It’s already the middle of October, and it’s a little too soon to start the November food arrangement. But there’s so much cheese to share in the meantime. A mid-month cheese display is the perfect solution. “More Cheese Please” is going to be a shorter segment about a few cheeses and something tasty to pair them with. It’s a better way to spotlight cheese and not include an entire board to distract from it.
The first choice for this article is Havarti cheese (as pictured on the top left). This soft cheese has a super smooth consistency and can almost spread like brie cheese. It’s aged for only a few months and produces no solid rind, instead the soft outside has no distinction between rind and cheese. The taste is similar to that of butter. It goes wonderfully with crackers and on sandwiches.
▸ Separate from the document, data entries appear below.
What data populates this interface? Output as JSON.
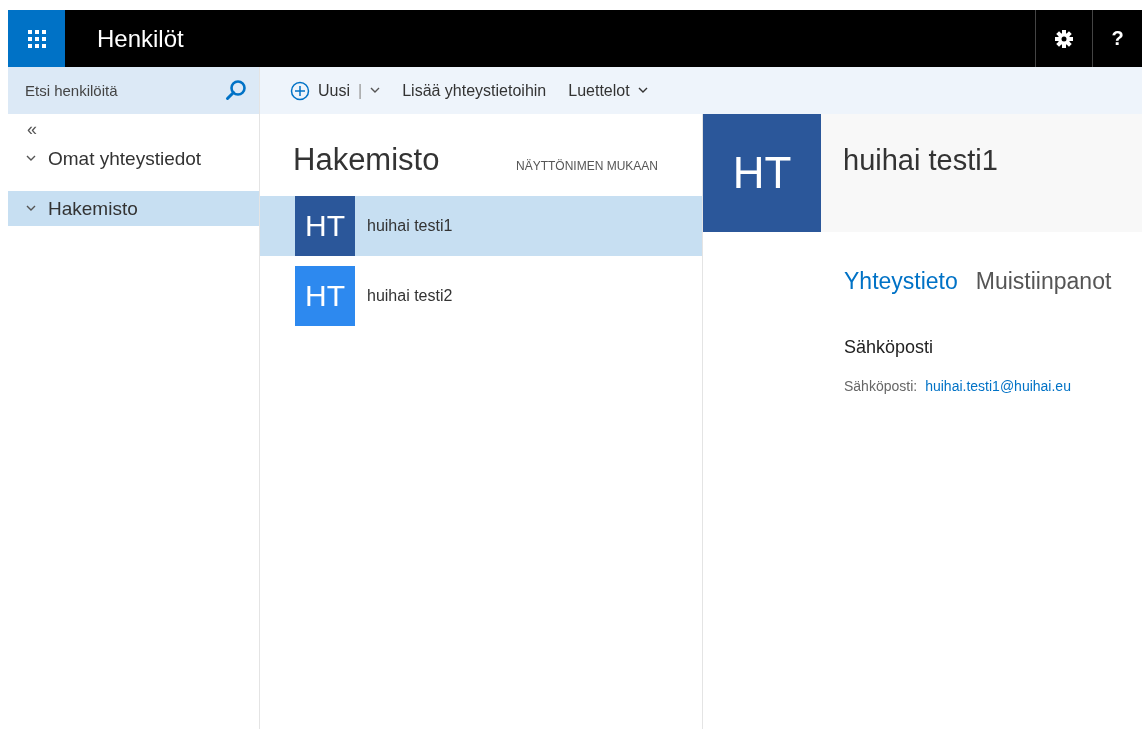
{
  "app_bar": {
    "title": "Henkilöt",
    "help": "?"
  },
  "search": {
    "placeholder": "Etsi henkilöitä"
  },
  "toolbar": {
    "new": "Uusi",
    "separator": "|",
    "add": "Lisää yhteystietoihin",
    "lists": "Luettelot"
  },
  "sidebar": {
    "collapse": "«",
    "items": [
      {
        "label": "Omat yhteystiedot",
        "selected": false
      },
      {
        "label": "Hakemisto",
        "selected": true
      }
    ]
  },
  "list": {
    "title": "Hakemisto",
    "sort": "NÄYTTÖNIMEN MUKAAN",
    "contacts": [
      {
        "initials": "HT",
        "name": "huihai testi1",
        "selected": true,
        "color": "#2b579a"
      },
      {
        "initials": "HT",
        "name": "huihai testi2",
        "selected": false,
        "color": "#2d89ef"
      }
    ]
  },
  "detail": {
    "initials": "HT",
    "name": "huihai testi1",
    "tabs": [
      {
        "label": "Yhteystieto",
        "selected": true
      },
      {
        "label": "Muistiinpanot",
        "selected": false
      }
    ],
    "section": "Sähköposti",
    "field_label": "Sähköposti:",
    "email": "huihai.testi1@huihai.eu"
  }
}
There are other varieties of Havarti such as Horseradish, Herb and Spice, and Dill. No matter the added ingredients, Havarti still holds onto its buttery smooth texture. Typically, Havarti is sold in stores both in the deli as sliced pieces or at a cheese counter in larger blocks.
Next up, we have creamy Caramel cheese (pictured in middle). It starts out with an extremely strong caramel scent even before biting in. The cheese is soft in texture, and the taste is slightly nutty with a light essence of caramel that appears more prominent in the aftertaste. Most unique flavored cheeses have a distinct essence of that flavor as opposed to completely being like the desired taste. They work well with fruit and meat, and to the adventurous it might be fun to try.
Smoked Applewood Cheddar (Pictured bottom right) is the third and final cheese for show. This cheese is a crumbly and soft cheddar that tastes very smoky. It’s quite simple and contrary to the title it’s not apple flavored. This cheddar goes great with crackers, fruit, and possibly on a sandwich.
To pair with the cheeses, I chose Carr’s water crackers that have little to no flavor, but work well with cheese, meat, and just about anything. The cracker is basic and doesn’t overpower the cheese- allowing for a wonderful cheese tasting.